Roundworm infections can be reduced significantly simply by improving the treatment and quality of drinking water in high risk regions, according to an international team of researchers led by Tufts University.
The discovery emerged from a two-year study, published in PloS Medicine, which examined the effects of water quality, sanitation, handwashing and nutritional interventions on rates of intestinal worm and Giardia infections in rural Kenya. Water treatment alone was sufficient to cause an 18 percent reduction in infection rates in roundworm (Ascaris) infections; the reduction was 22 percent when water treatment was combined with improved sanitation and handwashing with soap. None of the interventions reduced the prevalence of Giardia infections among the young children studied.
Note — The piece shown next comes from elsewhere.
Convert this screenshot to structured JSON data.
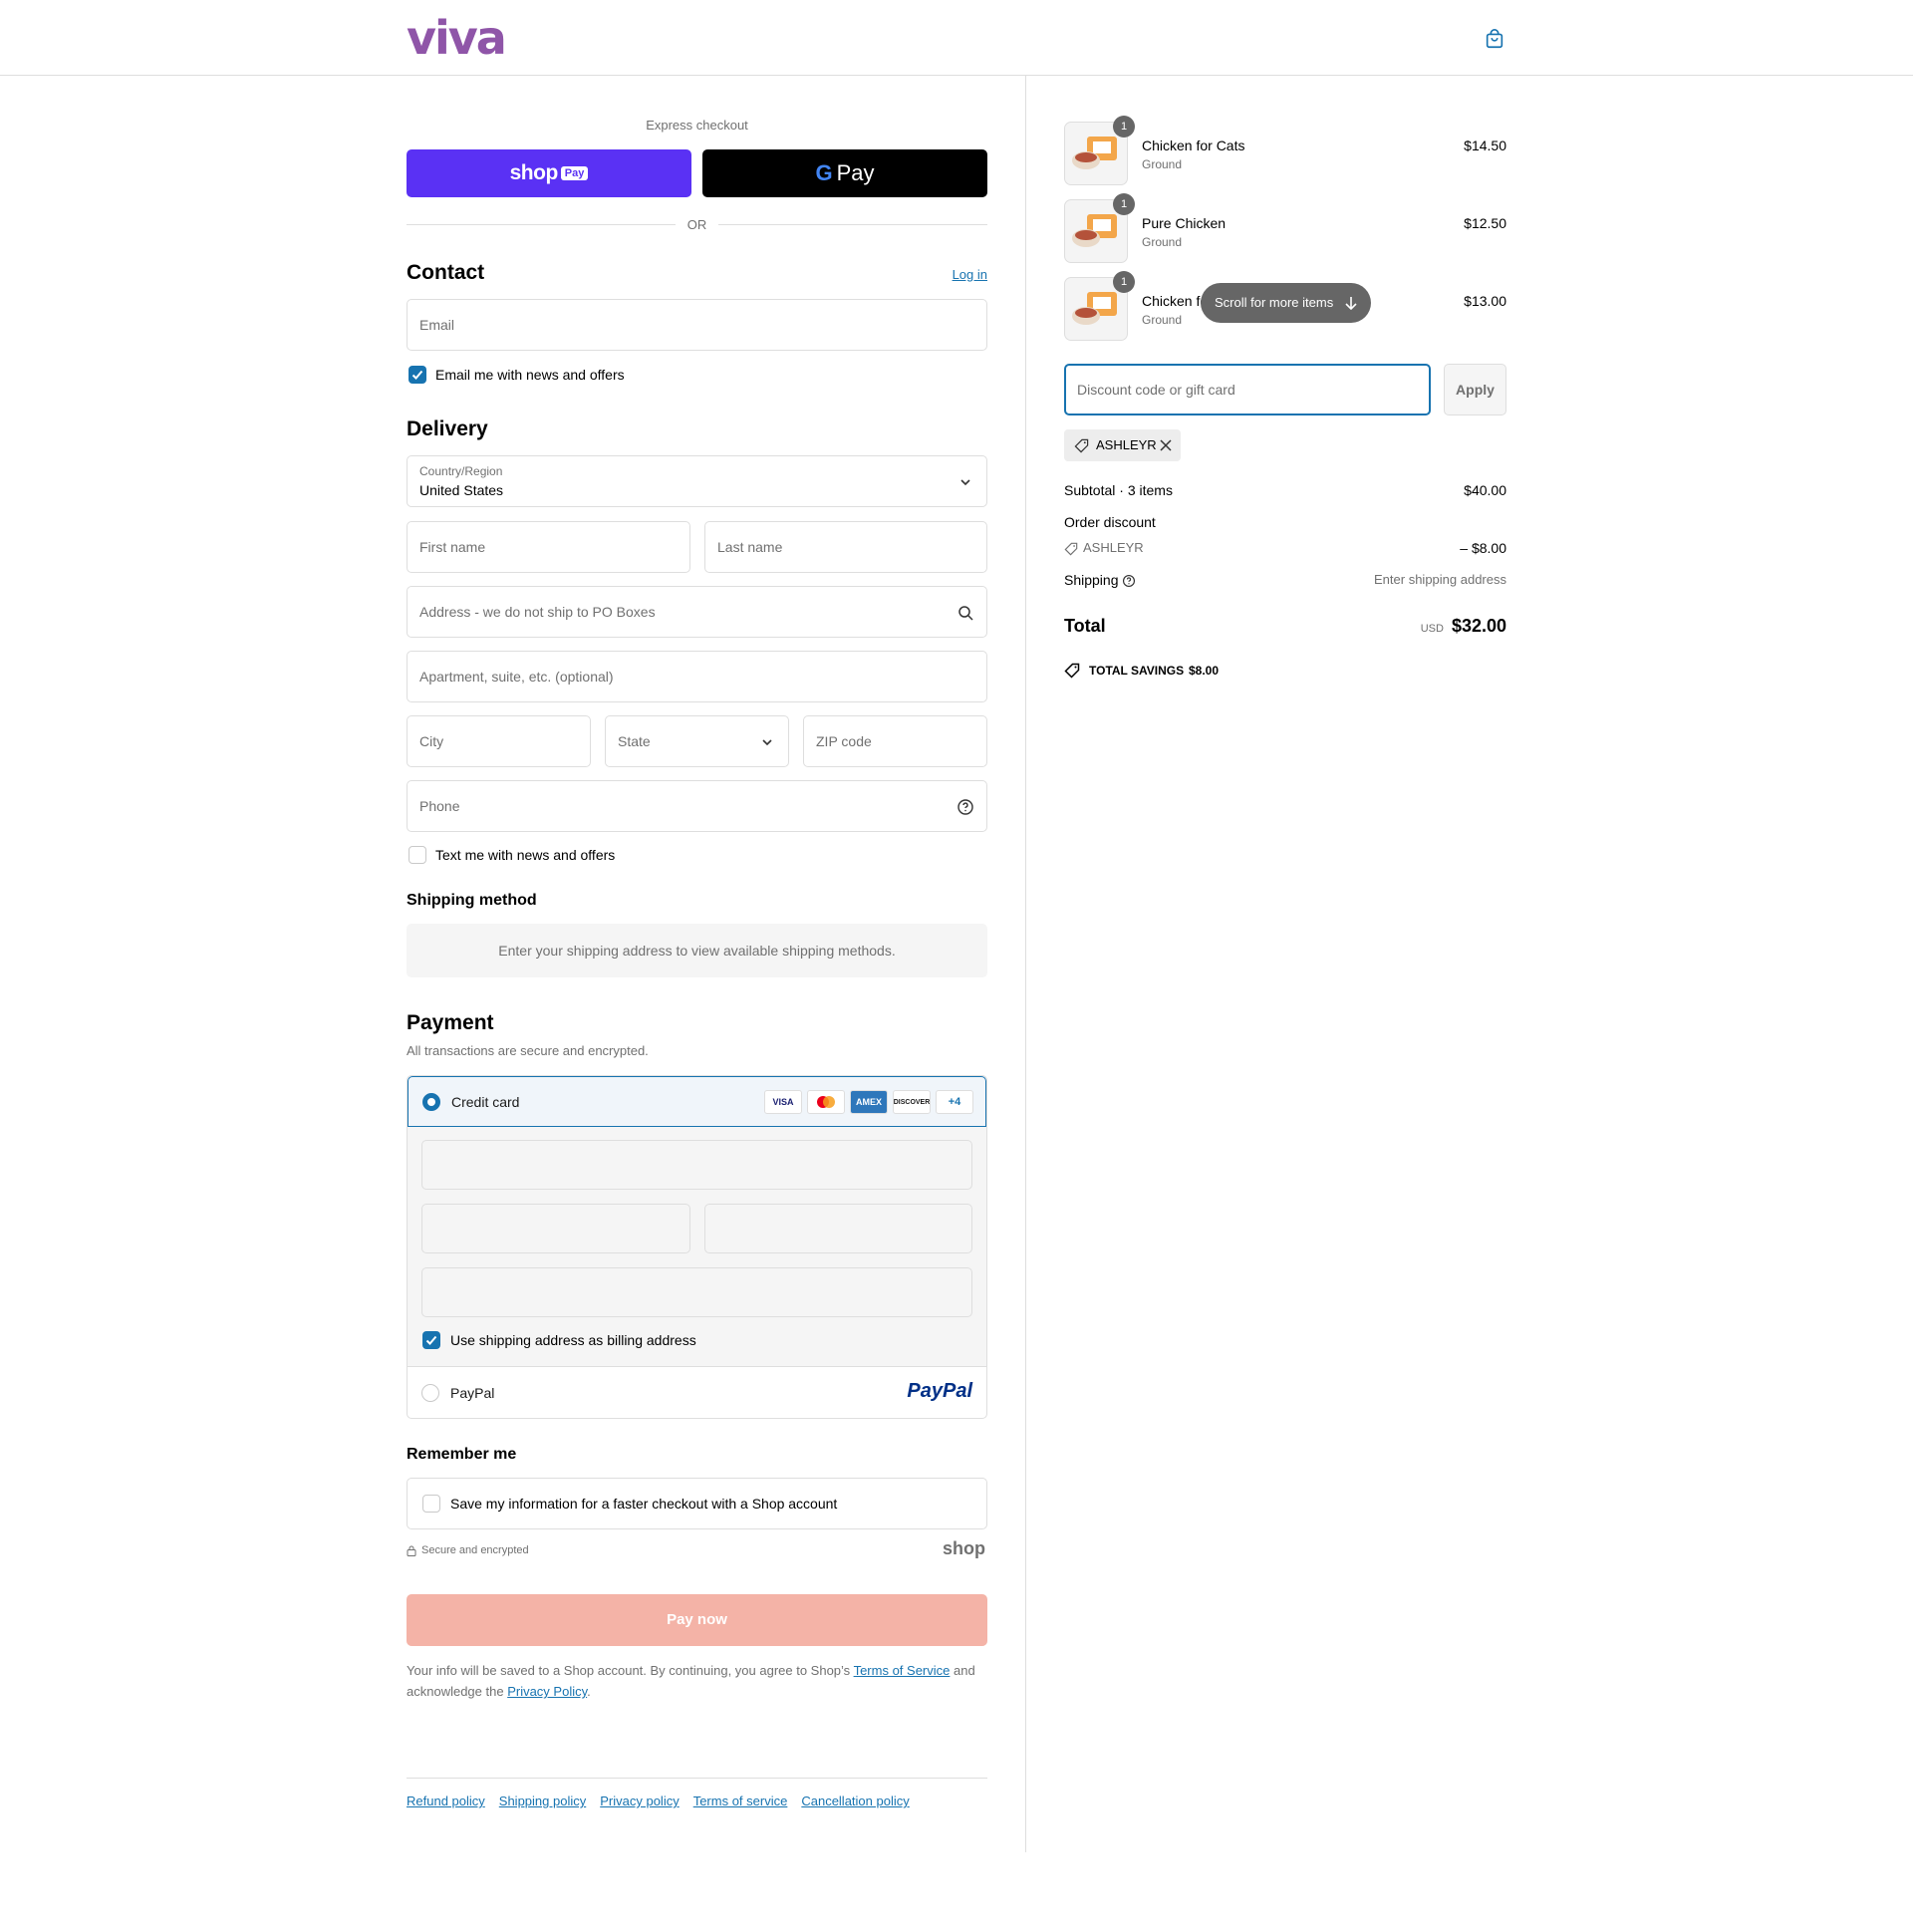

Intestinal worm and protozoan infections affect more than 1 billion children worldwide and are associated with stunted growth and impaired cognitive development. These parasites often reside in the soil and contaminated drinking water or fecal-contaminated surfaces and lead to common infections in children in low resource settings. High re-infection rates have prevented school-based mass drug administration programs from controlling the transmission of these parasitic infections. The study authors hypothesized that improved water quality, sanitation, hygiene and/or nutrition could interrupt the environmental transmission of parasites, but few trials evaluating these interventions have measured actual infections as an outcome. In contrast to aggressive medical treatment programs, the water treatment, sanitation, and handwashing approaches represent a sustainable approach to disease control.